- **What this task involves**
The answer must be an exact copy of every entry, with no pictures in it.
---- Task data
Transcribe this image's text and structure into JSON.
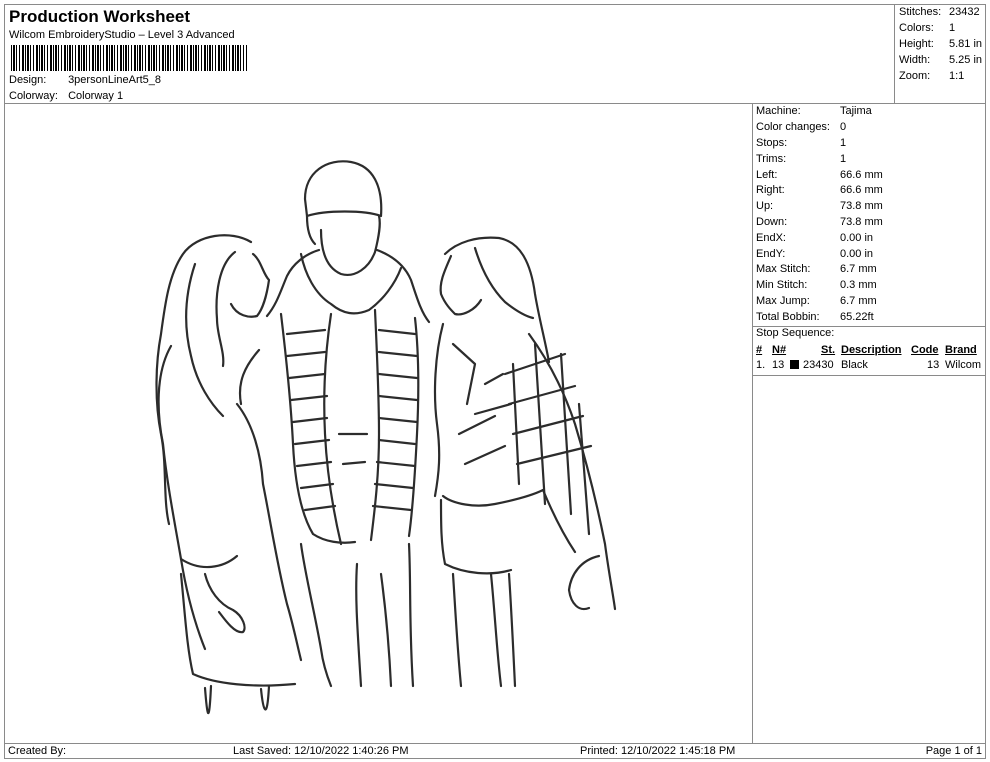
{
  "header": {
    "title": "Production Worksheet",
    "software": "Wilcom EmbroideryStudio – Level 3 Advanced",
    "design_label": "Design:",
    "design_value": "3personLineArt5_8",
    "colorway_label": "Colorway:",
    "colorway_value": "Colorway 1"
  },
  "summary": {
    "stitches_label": "Stitches:",
    "stitches_value": "23432",
    "colors_label": "Colors:",
    "colors_value": "1",
    "height_label": "Height:",
    "height_value": "5.81 in",
    "width_label": "Width:",
    "width_value": "5.25 in",
    "zoom_label": "Zoom:",
    "zoom_value": "1:1"
  },
  "machine": [
    {
      "label": "Machine:",
      "value": "Tajima"
    },
    {
      "label": "Color changes:",
      "value": "0"
    },
    {
      "label": "Stops:",
      "value": "1"
    },
    {
      "label": "Trims:",
      "value": "1"
    },
    {
      "label": "Left:",
      "value": "66.6 mm"
    },
    {
      "label": "Right:",
      "value": "66.6 mm"
    },
    {
      "label": "Up:",
      "value": "73.8 mm"
    },
    {
      "label": "Down:",
      "value": "73.8 mm"
    },
    {
      "label": "EndX:",
      "value": "0.00 in"
    },
    {
      "label": "EndY:",
      "value": "0.00 in"
    },
    {
      "label": "Max Stitch:",
      "value": "6.7 mm"
    },
    {
      "label": "Min Stitch:",
      "value": "0.3 mm"
    },
    {
      "label": "Max Jump:",
      "value": "6.7 mm"
    },
    {
      "label": "Total Bobbin:",
      "value": "65.22ft"
    }
  ],
  "stop_sequence": {
    "title": "Stop Sequence:",
    "headers": {
      "num": "#",
      "n": "N#",
      "st": "St.",
      "desc": "Description",
      "code": "Code",
      "brand": "Brand"
    },
    "rows": [
      {
        "num": "1.",
        "n": "13",
        "color": "#000000",
        "st": "23430",
        "desc": "Black",
        "code": "13",
        "brand": "Wilcom"
      }
    ]
  },
  "footer": {
    "created": "Created By:",
    "saved": "Last Saved: 12/10/2022 1:40:26 PM",
    "printed": "Printed: 12/10/2022 1:45:18 PM",
    "page": "Page 1 of 1"
  }
}
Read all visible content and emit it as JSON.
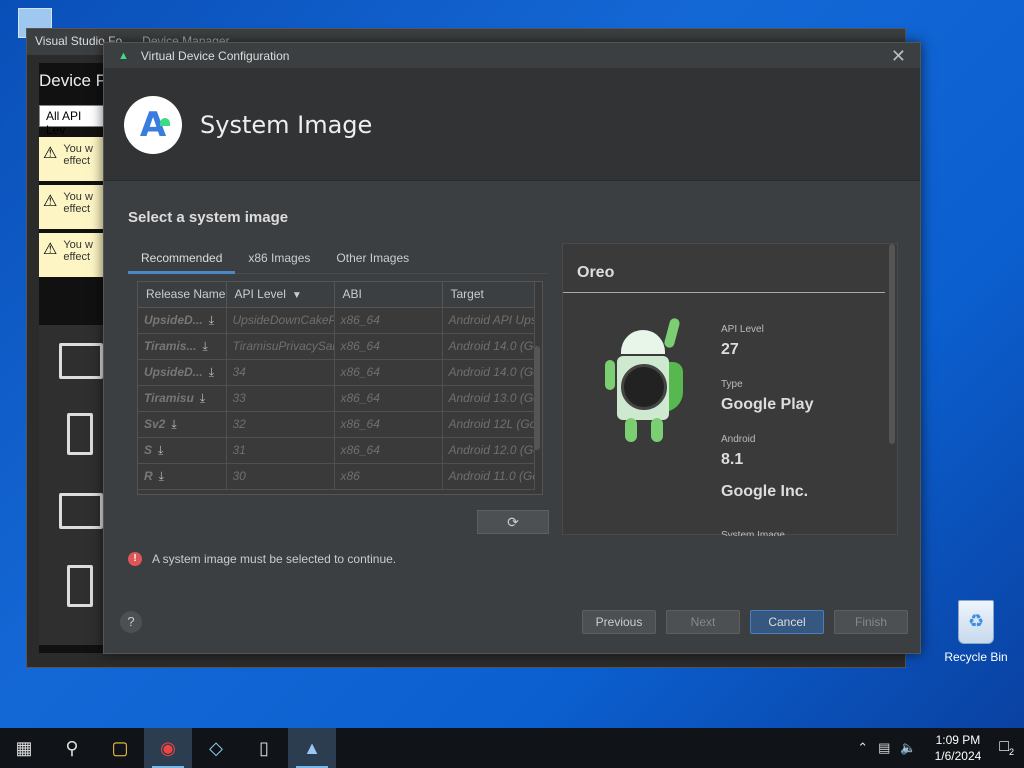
{
  "desktop": {
    "recycle_bin_label": "Recycle Bin"
  },
  "device_manager": {
    "title": "Visual Studio Fo",
    "title_extra": "Device Manager",
    "heading": "Device P",
    "api_filter": "All API Lev",
    "warnings": [
      {
        "line1": "You w",
        "line2": "effect"
      },
      {
        "line1": "You w",
        "line2": "effect"
      },
      {
        "line1": "You w",
        "line2": "effect"
      }
    ]
  },
  "dialog": {
    "title": "Virtual Device Configuration",
    "banner_title": "System Image",
    "section_title": "Select a system image",
    "tabs": [
      {
        "label": "Recommended",
        "active": true
      },
      {
        "label": "x86 Images",
        "active": false
      },
      {
        "label": "Other Images",
        "active": false
      }
    ],
    "table": {
      "columns": [
        "Release Name",
        "API Level",
        "ABI",
        "Target"
      ],
      "rows": [
        {
          "release": "UpsideD...",
          "api": "UpsideDownCakeP",
          "abi": "x86_64",
          "target": "Android API Ups"
        },
        {
          "release": "Tiramis...",
          "api": "TiramisuPrivacySan",
          "abi": "x86_64",
          "target": "Android 14.0 (Go"
        },
        {
          "release": "UpsideD...",
          "api": "34",
          "abi": "x86_64",
          "target": "Android 14.0 (Go"
        },
        {
          "release": "Tiramisu",
          "api": "33",
          "abi": "x86_64",
          "target": "Android 13.0 (Go"
        },
        {
          "release": "Sv2",
          "api": "32",
          "abi": "x86_64",
          "target": "Android 12L (Go"
        },
        {
          "release": "S",
          "api": "31",
          "abi": "x86_64",
          "target": "Android 12.0 (Go"
        },
        {
          "release": "R",
          "api": "30",
          "abi": "x86",
          "target": "Android 11.0 (Go"
        }
      ]
    },
    "error_message": "A system image must be selected to continue.",
    "detail": {
      "name": "Oreo",
      "api_level_label": "API Level",
      "api_level": "27",
      "type_label": "Type",
      "type": "Google Play",
      "android_label": "Android",
      "android_version": "8.1",
      "vendor": "Google Inc.",
      "system_image_label": "System Image"
    },
    "buttons": {
      "help": "?",
      "previous": "Previous",
      "next": "Next",
      "cancel": "Cancel",
      "finish": "Finish"
    }
  },
  "taskbar": {
    "time": "1:09 PM",
    "date": "1/6/2024",
    "notification_count": "2"
  }
}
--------
- **Task response**
Transcribe this image's text and structure into JSON.
{
  "header": {
    "title": "Production Worksheet",
    "software": "Wilcom EmbroideryStudio – Level 3 Advanced",
    "design_label": "Design:",
    "design_value": "3personLineArt5_8",
    "colorway_label": "Colorway:",
    "colorway_value": "Colorway 1"
  },
  "summary": {
    "stitches_label": "Stitches:",
    "stitches_value": "23432",
    "colors_label": "Colors:",
    "colors_value": "1",
    "height_label": "Height:",
    "height_value": "5.81 in",
    "width_label": "Width:",
    "width_value": "5.25 in",
    "zoom_label": "Zoom:",
    "zoom_value": "1:1"
  },
  "machine": [
    {
      "label": "Machine:",
      "value": "Tajima"
    },
    {
      "label": "Color changes:",
      "value": "0"
    },
    {
      "label": "Stops:",
      "value": "1"
    },
    {
      "label": "Trims:",
      "value": "1"
    },
    {
      "label": "Left:",
      "value": "66.6 mm"
    },
    {
      "label": "Right:",
      "value": "66.6 mm"
    },
    {
      "label": "Up:",
      "value": "73.8 mm"
    },
    {
      "label": "Down:",
      "value": "73.8 mm"
    },
    {
      "label": "EndX:",
      "value": "0.00 in"
    },
    {
      "label": "EndY:",
      "value": "0.00 in"
    },
    {
      "label": "Max Stitch:",
      "value": "6.7 mm"
    },
    {
      "label": "Min Stitch:",
      "value": "0.3 mm"
    },
    {
      "label": "Max Jump:",
      "value": "6.7 mm"
    },
    {
      "label": "Total Bobbin:",
      "value": "65.22ft"
    }
  ],
  "stop_sequence": {
    "title": "Stop Sequence:",
    "headers": {
      "num": "#",
      "n": "N#",
      "st": "St.",
      "desc": "Description",
      "code": "Code",
      "brand": "Brand"
    },
    "rows": [
      {
        "num": "1.",
        "n": "13",
        "color": "#000000",
        "st": "23430",
        "desc": "Black",
        "code": "13",
        "brand": "Wilcom"
      }
    ]
  },
  "footer": {
    "created": "Created By:",
    "saved": "Last Saved: 12/10/2022 1:40:26 PM",
    "printed": "Printed: 12/10/2022 1:45:18 PM",
    "page": "Page 1 of 1"
  }
}
Read all visible content and emit it as JSON.
{
  "desktop": {
    "recycle_bin_label": "Recycle Bin"
  },
  "device_manager": {
    "title": "Visual Studio Fo",
    "title_extra": "Device Manager",
    "heading": "Device P",
    "api_filter": "All API Lev",
    "warnings": [
      {
        "line1": "You w",
        "line2": "effect"
      },
      {
        "line1": "You w",
        "line2": "effect"
      },
      {
        "line1": "You w",
        "line2": "effect"
      }
    ]
  },
  "dialog": {
    "title": "Virtual Device Configuration",
    "banner_title": "System Image",
    "section_title": "Select a system image",
    "tabs": [
      {
        "label": "Recommended",
        "active": true
      },
      {
        "label": "x86 Images",
        "active": false
      },
      {
        "label": "Other Images",
        "active": false
      }
    ],
    "table": {
      "columns": [
        "Release Name",
        "API Level",
        "ABI",
        "Target"
      ],
      "rows": [
        {
          "release": "UpsideD...",
          "api": "UpsideDownCakeP",
          "abi": "x86_64",
          "target": "Android API Ups"
        },
        {
          "release": "Tiramis...",
          "api": "TiramisuPrivacySan",
          "abi": "x86_64",
          "target": "Android 14.0 (Go"
        },
        {
          "release": "UpsideD...",
          "api": "34",
          "abi": "x86_64",
          "target": "Android 14.0 (Go"
        },
        {
          "release": "Tiramisu",
          "api": "33",
          "abi": "x86_64",
          "target": "Android 13.0 (Go"
        },
        {
          "release": "Sv2",
          "api": "32",
          "abi": "x86_64",
          "target": "Android 12L (Go"
        },
        {
          "release": "S",
          "api": "31",
          "abi": "x86_64",
          "target": "Android 12.0 (Go"
        },
        {
          "release": "R",
          "api": "30",
          "abi": "x86",
          "target": "Android 11.0 (Go"
        }
      ]
    },
    "error_message": "A system image must be selected to continue.",
    "detail": {
      "name": "Oreo",
      "api_level_label": "API Level",
      "api_level": "27",
      "type_label": "Type",
      "type": "Google Play",
      "android_label": "Android",
      "android_version": "8.1",
      "vendor": "Google Inc.",
      "system_image_label": "System Image"
    },
    "buttons": {
      "help": "?",
      "previous": "Previous",
      "next": "Next",
      "cancel": "Cancel",
      "finish": "Finish"
    }
  },
  "taskbar": {
    "time": "1:09 PM",
    "date": "1/6/2024",
    "notification_count": "2"
  }
}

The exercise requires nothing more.